Rural ministry, I suspect, is among the most of the mundane and ordinary. As is rural life. Even in its richness, its legacy, its complexity and simplicity. Most of the recent drama has come to us through our television screens and social media. Nazis have yet to march through my county. We haven’t quite decided if we’re going to do something about the Confederate monument in front of the courthouse. We did enthusiastically watch the eclipse and will send donations to help in Texas. The Nashville Statement didn’t hit the radars of any in my congregation.  

I wanted to make a difference. I wanted to change the world. A decade a half later, I wonder, was this such a bold journey?  Perhaps the Mundane Journey. Which sounds awful and boring and yet . . .

Mundane also means common. Day-to-day. Ordinary. Practical. Of, relating to, or characteristic of the world. Earthly.

We spend most of our Christian year in Ordinary time. We spend most of our lives in the common and the practical.

Even the second person of the Trinity, Jesus, God incarnate, is also mundane: ordinary, earthly. Made of dirt, like the rest of us. And yet, even in our dust, we are made of the same stuff as stars, in the image of God. Our lives, our work, our marriages, our ministry are ordinary, practical, earthly, and therefore, necessarily: mundane.  

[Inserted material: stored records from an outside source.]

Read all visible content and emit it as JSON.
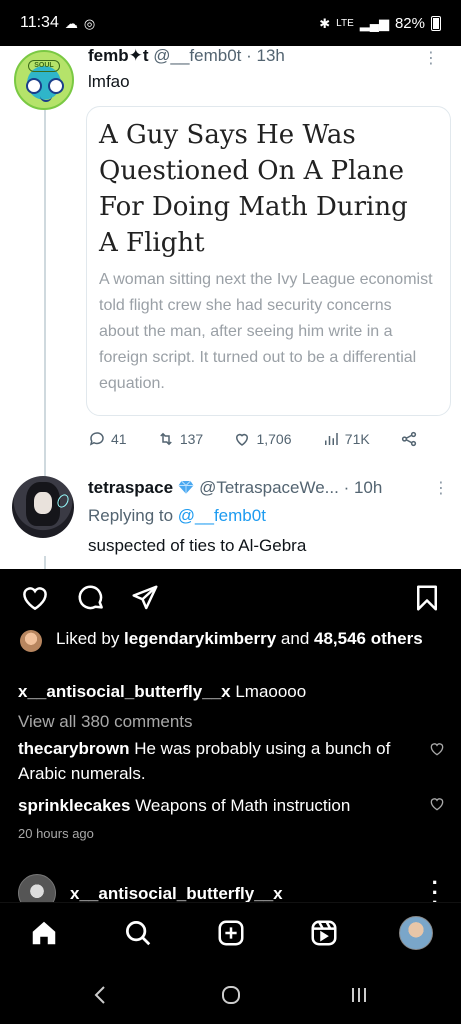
{
  "status_bar": {
    "time": "11:34",
    "network": "LTE",
    "battery": "82%"
  },
  "tweet1": {
    "name": "femb✦t",
    "handle": "@__femb0t",
    "time": "13h",
    "text": "lmfao",
    "card_headline": "A Guy Says He Was Questioned On A Plane For Doing Math During A Flight",
    "card_sub": "A woman sitting next the Ivy League economist told flight crew she had security concerns about the man, after seeing him write in a foreign script. It turned out to be a differential equation.",
    "replies": "41",
    "retweets": "137",
    "likes": "1,706",
    "views": "71K"
  },
  "tweet2": {
    "name": "tetraspace",
    "handle": "@TetraspaceWe...",
    "time": "10h",
    "replying_prefix": "Replying to ",
    "replying_handle": "@__femb0t",
    "text": "suspected of ties to Al-Gebra"
  },
  "post": {
    "liked_prefix": "Liked by ",
    "liked_user": "legendarykimberry",
    "liked_and": " and ",
    "liked_count": "48,546 others",
    "caption_user": "x__antisocial_butterfly__x",
    "caption_text": " Lmaoooo",
    "view_all": "View all 380 comments",
    "comments": [
      {
        "user": "thecarybrown",
        "text": " He was probably using a bunch of Arabic numerals."
      },
      {
        "user": "sprinklecakes",
        "text": " Weapons of Math instruction"
      }
    ],
    "timestamp": "20 hours ago"
  },
  "next_post": {
    "user": "x__antisocial_butterfly__x"
  },
  "colors": {
    "link_blue": "#1d9bf0",
    "muted_gray": "#536471",
    "ig_muted": "#a8a8a8"
  }
}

Saving the world looks like praying words over a funeral. Changing the world looks like naming racism and sin from the pulpit. It can also look like staring at words on your screen and wondering why your coffee cup isn’t fuller. Or why there isn’t enough time or never seems to be nearly enough grace and compassion in our world . . . Ministry is slow, peacemaking work. One meal, one conversation, one hug at a time.

Because what is a mundane life, but a true gift of God? When there are no bombs overhead. No flood waters threatening. There’s a lady in my congregation who prays every Sunday for “ordinary days,” because she knows all too well the days of health scares and school shootings and all of the other terrible things that can go wrong and throw us into chaos.

Which is all that that was about anyway . . . an ordinary life that is lived boldly . . . a never-ending journey of boldness.

Can We Talk About Sexuality?

41BB69XhR3L._SX322_BO1,204,203,200_“In every family there are subjects that seem to bring out the worst in us when we discuss them.  For United Methodists, that topic is currently homosexuality.” (9)  So says Jill Johnson, one of my co-authors of the new book, Living Faithfully: Human Sexuality and The United Methodist Church, just out from Abingdon Press.  But this book may help us to bring our best selves to the discussion.

Living Faithfully is designed to help participants “understand and grapple with various views about the ministry and teaching of The United Methodist Church around human sexuality.”  I’m happy to have been a contributor to this new four-week small group study.  (I got chapter 4.)  A Leader Guide is included with lesson plans for facilitating the study.

The book includes biblical and theological reflections along with information on United Methodist structure and diverse perspectives.  You’ll learn about the Commission on a Way Forward and where the denominational discernment is moving in the next few years.

“In every family there are subjects that seem to bring out the worst in us when we discuss them.  For United Methodists, that topic is currently homosexuality.”

I come to a close in my chapter with the following thought: “Full inclusion of LGBTQ persons and diversity of biblical interpretation are important to explore.  But we may not be able to go far in the conversation unless we first have spirits formed by Christian community and the disciplines of that community.  Without that soil to grow in, our debates will look suspiciously like those that dominate our divided nation.” (82)

I pray this book helps to understand an important issue, but more so, I hope it brings people together for deep and fruitful growth as beloved community.

Available now from Abingdon Press, Amazon, and other fine purveyors of United Methodist resources.